Big and easy power gains are usually hard to come by with naturally-aspirated engines, but there is still a fair bit of potential to unlock from the 2.0-litre engine. For instance, swapping out the stock manifold and fiddling with the ECU can bump the power up from 158bhp to 180 (or 185 for a post-facelift) at a cost of about £1200 using BBR’s ‘Super 180’ pack.
If you’re happy to part with more like £2200, that can be bundled with a freer-flowing panel air filter and new camshafts in the ‘Super 200’ pack, yielding - as the name suggests - 200bhp, plus 167lb ft of torque (an increase of 26lb ft) and a redline of 7800rpm. The holy grail of N/A options is Super 225, which brings individual throttle bodies into the mix for 225bhp, 174lb ft and a Mk2 Ford Escort rally car-style induction bark. It’s not cheap, mind, at a cost of £3500 for the DIY version (£4300 fitted).
Beyond that, you need to think about forced induction. BBR and others offer turbo kits for the NC that’ll take you above 250bhp and over 200lb ft of torque at a relatively low boost pressure. The stock internals will cope with that just fine, but if you want to go above 300bhp, it’s time to think about forged pistons and connecting rods (and the crank too, if you have a pre-facelift car). Do so, and the turbo conversion costs will go from £5000 to £7000, not including fitting.
Although some NCs were fitted with optional 18-inch wheels from the factory, they’re rare. You’re much more likely to end up with a car on 16s or 17s, with recommended tyres sizes of 205/50/16 and 205/45/17. These are reasonably obscure measurements, and that means replacements cost more than you might think.
We’d always recommend pushing the boat out when it comes to new rubber, particularly if you’ve bought an NC on budget boots - upgrading to premium rubber will make a huge difference to the way the car drives. On that front, the Continental Premium Contact 6 looks to be the best bet for the 16s, weighing in about £90 a corner depending on where you buy and any offers kicking around.
Oddly, you’ll pay roughly the same amount for the same tyre in the 17-inch size. There are more ultra-high performance (UHP) options for the bigger wheels, including the Goodyear Eagle F1 Asymmetric 5 and the Michelin Pilot Sport 4. All three are great tyres, but of those we’d be tempted by the Goodyear - you’ll generally pay a lot more for the Michelin, but again, that’ll depend on available offers when you buy.
NCs start as low as £2000 these days, but £4000 is a good starting point if you want a really tidy one.

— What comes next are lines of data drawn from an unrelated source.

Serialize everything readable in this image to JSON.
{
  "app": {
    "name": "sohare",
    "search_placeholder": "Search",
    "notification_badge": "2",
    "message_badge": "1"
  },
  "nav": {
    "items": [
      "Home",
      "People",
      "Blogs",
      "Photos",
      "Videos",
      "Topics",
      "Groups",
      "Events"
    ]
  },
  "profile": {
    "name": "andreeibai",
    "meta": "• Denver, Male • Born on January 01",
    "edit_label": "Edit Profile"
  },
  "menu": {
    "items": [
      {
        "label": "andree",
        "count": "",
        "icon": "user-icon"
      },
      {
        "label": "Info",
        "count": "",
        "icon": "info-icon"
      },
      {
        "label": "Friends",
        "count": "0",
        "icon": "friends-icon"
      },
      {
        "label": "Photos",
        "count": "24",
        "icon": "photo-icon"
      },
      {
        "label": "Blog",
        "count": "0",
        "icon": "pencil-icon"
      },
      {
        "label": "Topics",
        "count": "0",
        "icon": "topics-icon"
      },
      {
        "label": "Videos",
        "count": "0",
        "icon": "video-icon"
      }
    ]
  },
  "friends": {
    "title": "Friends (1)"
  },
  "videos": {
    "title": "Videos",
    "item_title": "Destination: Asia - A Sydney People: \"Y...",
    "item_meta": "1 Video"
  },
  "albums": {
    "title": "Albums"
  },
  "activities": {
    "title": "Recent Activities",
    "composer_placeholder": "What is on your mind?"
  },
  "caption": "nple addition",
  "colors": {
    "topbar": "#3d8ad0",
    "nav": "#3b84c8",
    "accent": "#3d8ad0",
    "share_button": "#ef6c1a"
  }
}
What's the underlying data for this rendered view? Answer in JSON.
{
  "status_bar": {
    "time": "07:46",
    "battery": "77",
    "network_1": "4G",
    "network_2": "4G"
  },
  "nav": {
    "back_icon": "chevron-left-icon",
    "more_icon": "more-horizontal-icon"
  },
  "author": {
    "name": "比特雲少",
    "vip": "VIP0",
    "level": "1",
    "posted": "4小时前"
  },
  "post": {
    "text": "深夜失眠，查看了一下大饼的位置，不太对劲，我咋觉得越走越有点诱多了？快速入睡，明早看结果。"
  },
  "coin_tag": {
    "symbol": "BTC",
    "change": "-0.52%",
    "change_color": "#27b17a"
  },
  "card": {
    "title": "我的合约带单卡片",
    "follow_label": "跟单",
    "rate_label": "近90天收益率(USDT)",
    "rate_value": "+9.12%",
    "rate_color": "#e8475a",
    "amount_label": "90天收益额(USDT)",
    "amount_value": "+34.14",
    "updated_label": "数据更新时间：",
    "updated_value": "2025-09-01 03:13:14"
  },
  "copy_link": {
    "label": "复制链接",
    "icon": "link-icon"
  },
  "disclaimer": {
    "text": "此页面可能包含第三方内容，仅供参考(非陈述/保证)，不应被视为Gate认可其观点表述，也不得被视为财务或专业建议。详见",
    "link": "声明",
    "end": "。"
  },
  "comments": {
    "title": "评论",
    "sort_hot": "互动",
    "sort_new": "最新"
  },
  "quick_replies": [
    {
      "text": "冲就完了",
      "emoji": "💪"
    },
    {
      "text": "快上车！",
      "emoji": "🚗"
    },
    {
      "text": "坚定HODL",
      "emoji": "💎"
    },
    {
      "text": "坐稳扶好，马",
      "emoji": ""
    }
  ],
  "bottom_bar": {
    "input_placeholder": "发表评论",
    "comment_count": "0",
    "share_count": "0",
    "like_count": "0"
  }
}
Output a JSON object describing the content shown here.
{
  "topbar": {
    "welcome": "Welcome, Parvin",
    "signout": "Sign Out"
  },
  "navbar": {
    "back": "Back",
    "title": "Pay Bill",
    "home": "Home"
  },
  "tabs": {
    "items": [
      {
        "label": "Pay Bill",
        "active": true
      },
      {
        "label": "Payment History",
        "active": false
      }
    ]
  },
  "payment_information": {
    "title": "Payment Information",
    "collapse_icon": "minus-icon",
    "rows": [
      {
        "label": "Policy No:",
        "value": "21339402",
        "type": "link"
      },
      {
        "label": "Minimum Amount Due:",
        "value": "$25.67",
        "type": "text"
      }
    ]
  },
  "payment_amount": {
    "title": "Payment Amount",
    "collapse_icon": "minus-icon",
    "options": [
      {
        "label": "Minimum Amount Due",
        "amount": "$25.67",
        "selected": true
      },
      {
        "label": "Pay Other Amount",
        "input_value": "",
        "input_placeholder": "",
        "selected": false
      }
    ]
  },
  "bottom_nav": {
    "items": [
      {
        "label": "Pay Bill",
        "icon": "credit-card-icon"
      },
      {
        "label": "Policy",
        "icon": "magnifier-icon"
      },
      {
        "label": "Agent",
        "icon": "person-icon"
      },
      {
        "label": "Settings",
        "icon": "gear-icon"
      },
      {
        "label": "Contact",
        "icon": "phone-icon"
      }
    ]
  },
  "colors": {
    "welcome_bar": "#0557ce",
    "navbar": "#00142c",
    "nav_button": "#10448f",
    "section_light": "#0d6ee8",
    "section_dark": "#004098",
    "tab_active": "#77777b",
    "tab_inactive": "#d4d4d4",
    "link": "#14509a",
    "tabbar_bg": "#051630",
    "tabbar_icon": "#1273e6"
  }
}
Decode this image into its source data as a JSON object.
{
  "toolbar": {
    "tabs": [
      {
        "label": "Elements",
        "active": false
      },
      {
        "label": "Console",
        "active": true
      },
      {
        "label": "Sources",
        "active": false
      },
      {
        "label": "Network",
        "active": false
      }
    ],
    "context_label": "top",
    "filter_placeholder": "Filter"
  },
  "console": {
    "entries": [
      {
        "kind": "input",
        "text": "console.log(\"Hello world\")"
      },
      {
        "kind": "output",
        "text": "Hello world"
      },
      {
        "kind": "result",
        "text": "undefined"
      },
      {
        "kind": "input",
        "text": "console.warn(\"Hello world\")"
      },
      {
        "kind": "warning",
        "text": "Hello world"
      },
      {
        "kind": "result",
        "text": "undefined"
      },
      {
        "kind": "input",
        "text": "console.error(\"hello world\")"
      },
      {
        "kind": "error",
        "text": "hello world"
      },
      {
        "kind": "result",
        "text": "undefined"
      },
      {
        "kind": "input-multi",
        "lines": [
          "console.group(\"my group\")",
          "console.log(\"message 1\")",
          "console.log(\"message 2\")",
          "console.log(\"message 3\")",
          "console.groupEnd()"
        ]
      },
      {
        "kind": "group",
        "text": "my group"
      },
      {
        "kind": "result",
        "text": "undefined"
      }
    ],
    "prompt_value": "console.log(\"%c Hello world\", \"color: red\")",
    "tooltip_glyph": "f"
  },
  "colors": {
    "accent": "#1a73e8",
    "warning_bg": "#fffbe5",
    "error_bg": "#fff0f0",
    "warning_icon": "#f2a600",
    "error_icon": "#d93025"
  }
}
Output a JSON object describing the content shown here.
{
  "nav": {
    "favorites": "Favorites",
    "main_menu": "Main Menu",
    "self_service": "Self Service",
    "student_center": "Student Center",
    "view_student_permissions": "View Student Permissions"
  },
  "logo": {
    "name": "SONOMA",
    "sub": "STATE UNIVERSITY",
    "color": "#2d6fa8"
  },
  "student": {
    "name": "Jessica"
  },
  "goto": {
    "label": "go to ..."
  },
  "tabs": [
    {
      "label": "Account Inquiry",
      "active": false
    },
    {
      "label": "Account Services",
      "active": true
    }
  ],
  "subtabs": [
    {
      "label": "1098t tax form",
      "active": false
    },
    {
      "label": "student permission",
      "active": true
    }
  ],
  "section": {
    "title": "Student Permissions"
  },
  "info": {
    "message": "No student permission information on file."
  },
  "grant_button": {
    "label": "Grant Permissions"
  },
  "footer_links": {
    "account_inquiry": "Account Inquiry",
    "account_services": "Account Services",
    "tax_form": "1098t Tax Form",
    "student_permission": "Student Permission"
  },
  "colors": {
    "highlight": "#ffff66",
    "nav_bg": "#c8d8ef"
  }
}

Later, lower-mileage cars, especially specials like the 25th Anniversary, still command well over £15,000. A 2.0-litre ‘Sport’ would be our pick since it has a factory-fitted limited-slip differential.
Tempted to buy one?